It is recommend to use the Windows Subsystem for Linux (WSL) when developing on a Windows machine. Use the following installation instructions to install USB support.

To mount the a Pico device to the WSL instance, run the following in an administrator powershell to find the correct bus and attach:

usbipd wsl list
usbipd wsl attach --busid <busid>

In the WSL instance, run the following to verify the device has mounted:


Troubleshooting: udev in WSL

Due to USB being unofficially supported for WSL, the udev service daemon might need to be restarted after attaching usb devices to the WSL instance as outlined above. This has particularly been an issue when debugging with openocd. Run the following commands to restart the udev daemon and reapply udev rules.

$ sudo service udev restart 
$ sudo udevadm trigger

Notes for Instructors

If you are teaching an embedded systems course and would like to use this material, please feel welcome to do so. This page provides resources for preparing a lab based on the software and hardware used in this lab manual.

Lingua Franca

These labs rely heavily on the use of Lingua Franca (LF), an open-source coordination language for designing and building systems that feature concurrency, may be reactive and/or time-sensitive, and may be distributed. It integrates seamlessly with existing target languages, including C, C++, Python, Rust, and TypeScript, and the C target is particularly suited for programming embedded systems. LF provides a component-based design methodology that allows programmers to take full advantage of existing manufacturer-supplied SDKs and legacy software while it equips programmers with powerful abstractions for specifying concurrent and timed system behavior.

Writing concurrent software that behaves deterministically and in accordance with timing requirements is a difficult an error-prone task when done using low-level primitives like threads, interrupts, and hardware timers. Lingua Franca provides syntax for defining and composing concurrent components called reactors, which react to events deterministically, supported by a dynamic runtime scheduling engine. While reactions to events can perform low-level interactions with the hardware (for example, to access a sensor or drive an actuator), this logic is entirely independent from the orchestration of interactions with other software components, which is taken care of automatically by the Lingua Franca runtime system. This approach facilitates building complex systems out of simple components and provides a more disciplined approach to system design.

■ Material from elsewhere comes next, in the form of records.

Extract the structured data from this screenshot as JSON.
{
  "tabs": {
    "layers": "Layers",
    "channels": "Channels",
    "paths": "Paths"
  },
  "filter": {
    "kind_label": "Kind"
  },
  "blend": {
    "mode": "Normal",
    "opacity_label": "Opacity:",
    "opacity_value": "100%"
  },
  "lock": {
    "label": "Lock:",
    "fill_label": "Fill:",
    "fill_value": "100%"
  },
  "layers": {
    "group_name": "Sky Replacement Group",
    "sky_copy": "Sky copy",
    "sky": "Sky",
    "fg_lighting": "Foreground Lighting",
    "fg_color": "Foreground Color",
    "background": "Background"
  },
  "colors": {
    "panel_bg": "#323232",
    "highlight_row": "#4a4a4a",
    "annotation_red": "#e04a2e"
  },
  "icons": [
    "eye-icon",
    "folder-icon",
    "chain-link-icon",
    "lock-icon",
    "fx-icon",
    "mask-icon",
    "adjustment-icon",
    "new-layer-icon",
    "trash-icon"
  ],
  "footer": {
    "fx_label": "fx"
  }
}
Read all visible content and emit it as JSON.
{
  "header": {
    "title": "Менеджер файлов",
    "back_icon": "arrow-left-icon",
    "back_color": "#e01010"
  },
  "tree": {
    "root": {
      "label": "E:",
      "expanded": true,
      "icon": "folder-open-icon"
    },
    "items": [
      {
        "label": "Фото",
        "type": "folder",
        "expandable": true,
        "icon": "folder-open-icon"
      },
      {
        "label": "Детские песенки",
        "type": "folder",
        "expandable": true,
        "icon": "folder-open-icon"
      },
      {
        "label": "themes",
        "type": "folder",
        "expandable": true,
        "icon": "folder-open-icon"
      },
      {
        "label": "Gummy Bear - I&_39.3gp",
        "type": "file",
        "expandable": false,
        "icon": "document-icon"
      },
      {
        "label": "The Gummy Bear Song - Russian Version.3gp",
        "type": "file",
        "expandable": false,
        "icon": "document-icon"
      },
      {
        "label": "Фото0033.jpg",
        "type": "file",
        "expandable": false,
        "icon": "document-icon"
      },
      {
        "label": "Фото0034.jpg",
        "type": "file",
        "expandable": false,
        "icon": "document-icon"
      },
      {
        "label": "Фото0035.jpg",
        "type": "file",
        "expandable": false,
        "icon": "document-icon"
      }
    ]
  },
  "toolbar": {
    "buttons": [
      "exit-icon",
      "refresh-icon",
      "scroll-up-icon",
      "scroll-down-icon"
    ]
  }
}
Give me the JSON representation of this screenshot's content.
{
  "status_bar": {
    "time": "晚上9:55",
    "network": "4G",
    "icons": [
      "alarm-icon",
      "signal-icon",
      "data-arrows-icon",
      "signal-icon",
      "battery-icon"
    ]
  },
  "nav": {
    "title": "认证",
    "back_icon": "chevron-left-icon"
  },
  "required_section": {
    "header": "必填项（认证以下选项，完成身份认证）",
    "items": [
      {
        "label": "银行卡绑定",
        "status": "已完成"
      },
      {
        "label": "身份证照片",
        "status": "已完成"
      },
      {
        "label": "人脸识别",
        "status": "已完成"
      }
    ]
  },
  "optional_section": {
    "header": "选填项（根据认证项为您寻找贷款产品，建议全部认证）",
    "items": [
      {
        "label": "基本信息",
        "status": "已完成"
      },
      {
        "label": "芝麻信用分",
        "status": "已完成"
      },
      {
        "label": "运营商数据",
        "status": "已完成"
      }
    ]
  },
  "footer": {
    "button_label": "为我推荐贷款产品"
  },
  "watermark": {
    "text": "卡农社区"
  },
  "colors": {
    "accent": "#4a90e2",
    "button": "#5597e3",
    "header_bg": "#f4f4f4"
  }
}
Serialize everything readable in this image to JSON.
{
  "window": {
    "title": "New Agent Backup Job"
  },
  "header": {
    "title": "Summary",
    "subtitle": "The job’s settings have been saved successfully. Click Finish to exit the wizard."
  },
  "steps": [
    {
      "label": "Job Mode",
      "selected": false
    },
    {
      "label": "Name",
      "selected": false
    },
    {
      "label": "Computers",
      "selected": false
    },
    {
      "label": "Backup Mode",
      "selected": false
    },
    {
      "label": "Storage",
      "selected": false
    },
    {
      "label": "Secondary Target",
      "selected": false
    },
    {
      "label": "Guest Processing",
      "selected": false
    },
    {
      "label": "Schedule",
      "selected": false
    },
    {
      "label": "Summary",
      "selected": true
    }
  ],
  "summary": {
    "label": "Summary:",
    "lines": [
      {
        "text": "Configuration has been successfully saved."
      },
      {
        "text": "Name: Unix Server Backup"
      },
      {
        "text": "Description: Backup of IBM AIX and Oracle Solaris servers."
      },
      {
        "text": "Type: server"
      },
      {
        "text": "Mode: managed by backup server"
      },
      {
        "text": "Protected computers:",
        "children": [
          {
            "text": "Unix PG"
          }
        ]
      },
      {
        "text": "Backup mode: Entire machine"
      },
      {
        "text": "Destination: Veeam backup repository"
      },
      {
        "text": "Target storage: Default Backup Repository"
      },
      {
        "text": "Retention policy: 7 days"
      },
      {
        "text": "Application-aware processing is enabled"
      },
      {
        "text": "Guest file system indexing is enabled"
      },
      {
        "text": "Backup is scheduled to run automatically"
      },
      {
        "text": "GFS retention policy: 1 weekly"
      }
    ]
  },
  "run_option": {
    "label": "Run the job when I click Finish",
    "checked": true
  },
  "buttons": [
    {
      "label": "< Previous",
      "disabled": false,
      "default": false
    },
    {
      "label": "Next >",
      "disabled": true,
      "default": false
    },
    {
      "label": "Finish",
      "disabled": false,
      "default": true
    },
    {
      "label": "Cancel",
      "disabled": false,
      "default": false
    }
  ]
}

The Pololu 3Pi+ 2040 Robots

The Pololu robot used in these labs is available for purchase here. The 3pi+ 2040 is a versatile, high-performance, user-programmable robot that measures just 9.7 cm (3.8") in diameter. At its heart is a Raspberry Pi RP2040 microcontroller (like the one on the Raspberry Pi Pico), a 32-bit dual-core Arm Cortex-M0+ processor running at 125 MHz.

The Pololu RPi3+ 2040 robot

The robot is available as a kit or pre-assembled, and comes in different motor configurations:

  • 30:1 MP 6V Micro Metal Gearmotors (Standard Edition, used in this lab)
    • up to 1.5 m/s; offer a good combination of speed and controllability
  • 75:1 LP 6V Micro Metal Gearmotors (Turtle Edition)
    • up to 0.4 m/s; allow for longer battery life
  • 15:1 HPCB 6V Micro Metal Gearmotors (Hyper Edition)
    • up to 4 m/s; difficult to control, easy to damage

For more information, refer to the docs provided by Pololu.

The Ramp used for the Hill Climb

Build instructions for a ramp to use with the Hill Climb exercise will be posted here soon. The robots are very light-weight, however, so even a very flimsy ramp constructed using cardboard will probably do.


We can provide access to solutions of the lab exercises upon request. Please contact eal at to place an inquiry.